The input>
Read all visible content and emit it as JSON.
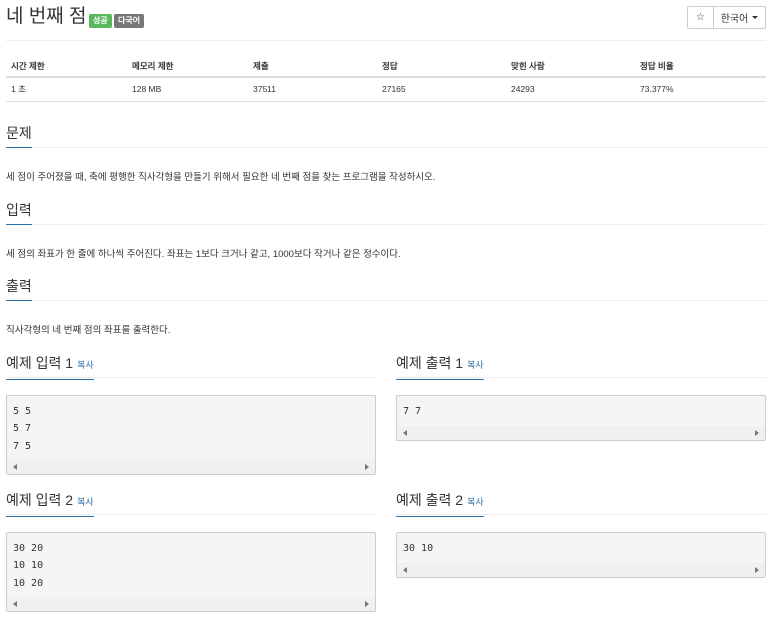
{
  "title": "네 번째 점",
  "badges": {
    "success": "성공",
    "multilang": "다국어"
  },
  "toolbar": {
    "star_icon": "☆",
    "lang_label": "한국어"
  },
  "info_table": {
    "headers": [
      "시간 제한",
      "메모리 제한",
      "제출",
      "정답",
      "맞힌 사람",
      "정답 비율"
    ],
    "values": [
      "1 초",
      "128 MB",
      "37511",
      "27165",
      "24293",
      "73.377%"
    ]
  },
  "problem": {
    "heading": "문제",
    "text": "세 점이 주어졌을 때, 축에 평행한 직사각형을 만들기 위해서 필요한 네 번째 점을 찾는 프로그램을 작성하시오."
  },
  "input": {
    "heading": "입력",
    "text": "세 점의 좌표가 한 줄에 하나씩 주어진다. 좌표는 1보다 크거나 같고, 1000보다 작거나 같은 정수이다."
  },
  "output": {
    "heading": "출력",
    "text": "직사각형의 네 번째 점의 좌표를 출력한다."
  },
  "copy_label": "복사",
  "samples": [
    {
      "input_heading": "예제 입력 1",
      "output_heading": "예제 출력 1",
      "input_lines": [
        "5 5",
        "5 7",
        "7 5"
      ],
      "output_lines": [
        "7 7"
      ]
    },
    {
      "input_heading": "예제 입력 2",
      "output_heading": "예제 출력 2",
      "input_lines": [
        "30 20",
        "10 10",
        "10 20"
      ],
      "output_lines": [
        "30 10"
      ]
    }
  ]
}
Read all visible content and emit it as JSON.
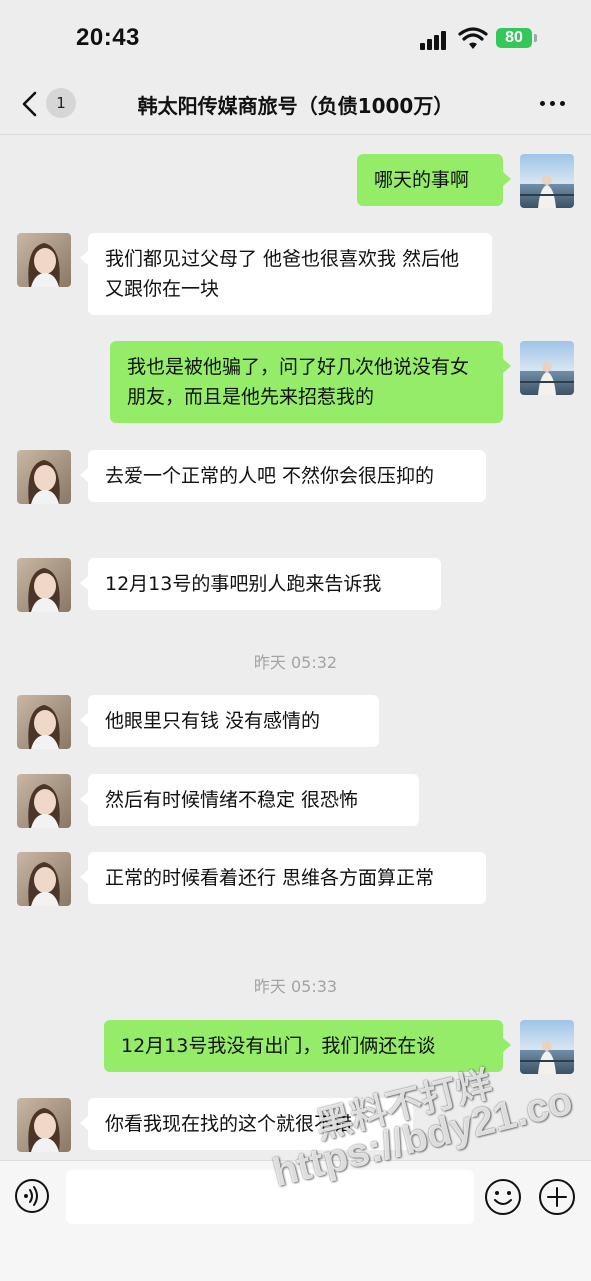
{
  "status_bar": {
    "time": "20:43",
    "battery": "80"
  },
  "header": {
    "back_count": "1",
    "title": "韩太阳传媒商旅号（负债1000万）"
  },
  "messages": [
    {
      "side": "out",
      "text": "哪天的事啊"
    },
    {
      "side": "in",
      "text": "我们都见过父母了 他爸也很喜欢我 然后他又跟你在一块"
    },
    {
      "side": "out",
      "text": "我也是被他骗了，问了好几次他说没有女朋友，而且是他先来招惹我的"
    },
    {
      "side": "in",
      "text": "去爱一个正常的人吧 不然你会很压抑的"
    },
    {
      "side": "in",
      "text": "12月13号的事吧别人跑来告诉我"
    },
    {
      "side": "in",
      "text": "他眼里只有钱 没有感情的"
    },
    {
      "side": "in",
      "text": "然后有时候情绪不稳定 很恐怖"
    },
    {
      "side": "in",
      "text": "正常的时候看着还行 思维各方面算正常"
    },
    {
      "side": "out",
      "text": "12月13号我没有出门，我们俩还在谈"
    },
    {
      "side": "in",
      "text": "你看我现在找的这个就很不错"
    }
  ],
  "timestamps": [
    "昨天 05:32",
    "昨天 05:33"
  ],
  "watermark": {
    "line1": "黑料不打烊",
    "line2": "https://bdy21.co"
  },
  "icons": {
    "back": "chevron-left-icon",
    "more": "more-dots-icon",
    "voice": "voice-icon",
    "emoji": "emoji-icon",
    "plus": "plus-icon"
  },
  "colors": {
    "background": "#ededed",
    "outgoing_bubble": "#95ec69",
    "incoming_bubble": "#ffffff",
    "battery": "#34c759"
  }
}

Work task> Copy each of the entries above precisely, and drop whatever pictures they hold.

Task response>
Read all visible content and emit it as JSON.
{
  "title": "네 번째 점",
  "badges": {
    "success": "성공",
    "multilang": "다국어"
  },
  "toolbar": {
    "star_icon": "☆",
    "lang_label": "한국어"
  },
  "info_table": {
    "headers": [
      "시간 제한",
      "메모리 제한",
      "제출",
      "정답",
      "맞힌 사람",
      "정답 비율"
    ],
    "values": [
      "1 초",
      "128 MB",
      "37511",
      "27165",
      "24293",
      "73.377%"
    ]
  },
  "problem": {
    "heading": "문제",
    "text": "세 점이 주어졌을 때, 축에 평행한 직사각형을 만들기 위해서 필요한 네 번째 점을 찾는 프로그램을 작성하시오."
  },
  "input": {
    "heading": "입력",
    "text": "세 점의 좌표가 한 줄에 하나씩 주어진다. 좌표는 1보다 크거나 같고, 1000보다 작거나 같은 정수이다."
  },
  "output": {
    "heading": "출력",
    "text": "직사각형의 네 번째 점의 좌표를 출력한다."
  },
  "copy_label": "복사",
  "samples": [
    {
      "input_heading": "예제 입력 1",
      "output_heading": "예제 출력 1",
      "input_lines": [
        "5 5",
        "5 7",
        "7 5"
      ],
      "output_lines": [
        "7 7"
      ]
    },
    {
      "input_heading": "예제 입력 2",
      "output_heading": "예제 출력 2",
      "input_lines": [
        "30 20",
        "10 10",
        "10 20"
      ],
      "output_lines": [
        "30 10"
      ]
    }
  ]
}
Read all visible content and emit it as JSON.
{
  "status_bar": {
    "time": "20:43",
    "battery": "80"
  },
  "header": {
    "back_count": "1",
    "title": "韩太阳传媒商旅号（负债1000万）"
  },
  "messages": [
    {
      "side": "out",
      "text": "哪天的事啊"
    },
    {
      "side": "in",
      "text": "我们都见过父母了 他爸也很喜欢我 然后他又跟你在一块"
    },
    {
      "side": "out",
      "text": "我也是被他骗了，问了好几次他说没有女朋友，而且是他先来招惹我的"
    },
    {
      "side": "in",
      "text": "去爱一个正常的人吧 不然你会很压抑的"
    },
    {
      "side": "in",
      "text": "12月13号的事吧别人跑来告诉我"
    },
    {
      "side": "in",
      "text": "他眼里只有钱 没有感情的"
    },
    {
      "side": "in",
      "text": "然后有时候情绪不稳定 很恐怖"
    },
    {
      "side": "in",
      "text": "正常的时候看着还行 思维各方面算正常"
    },
    {
      "side": "out",
      "text": "12月13号我没有出门，我们俩还在谈"
    },
    {
      "side": "in",
      "text": "你看我现在找的这个就很不错"
    }
  ],
  "timestamps": [
    "昨天 05:32",
    "昨天 05:33"
  ],
  "watermark": {
    "line1": "黑料不打烊",
    "line2": "https://bdy21.co"
  },
  "icons": {
    "back": "chevron-left-icon",
    "more": "more-dots-icon",
    "voice": "voice-icon",
    "emoji": "emoji-icon",
    "plus": "plus-icon"
  },
  "colors": {
    "background": "#ededed",
    "outgoing_bubble": "#95ec69",
    "incoming_bubble": "#ffffff",
    "battery": "#34c759"
  }
}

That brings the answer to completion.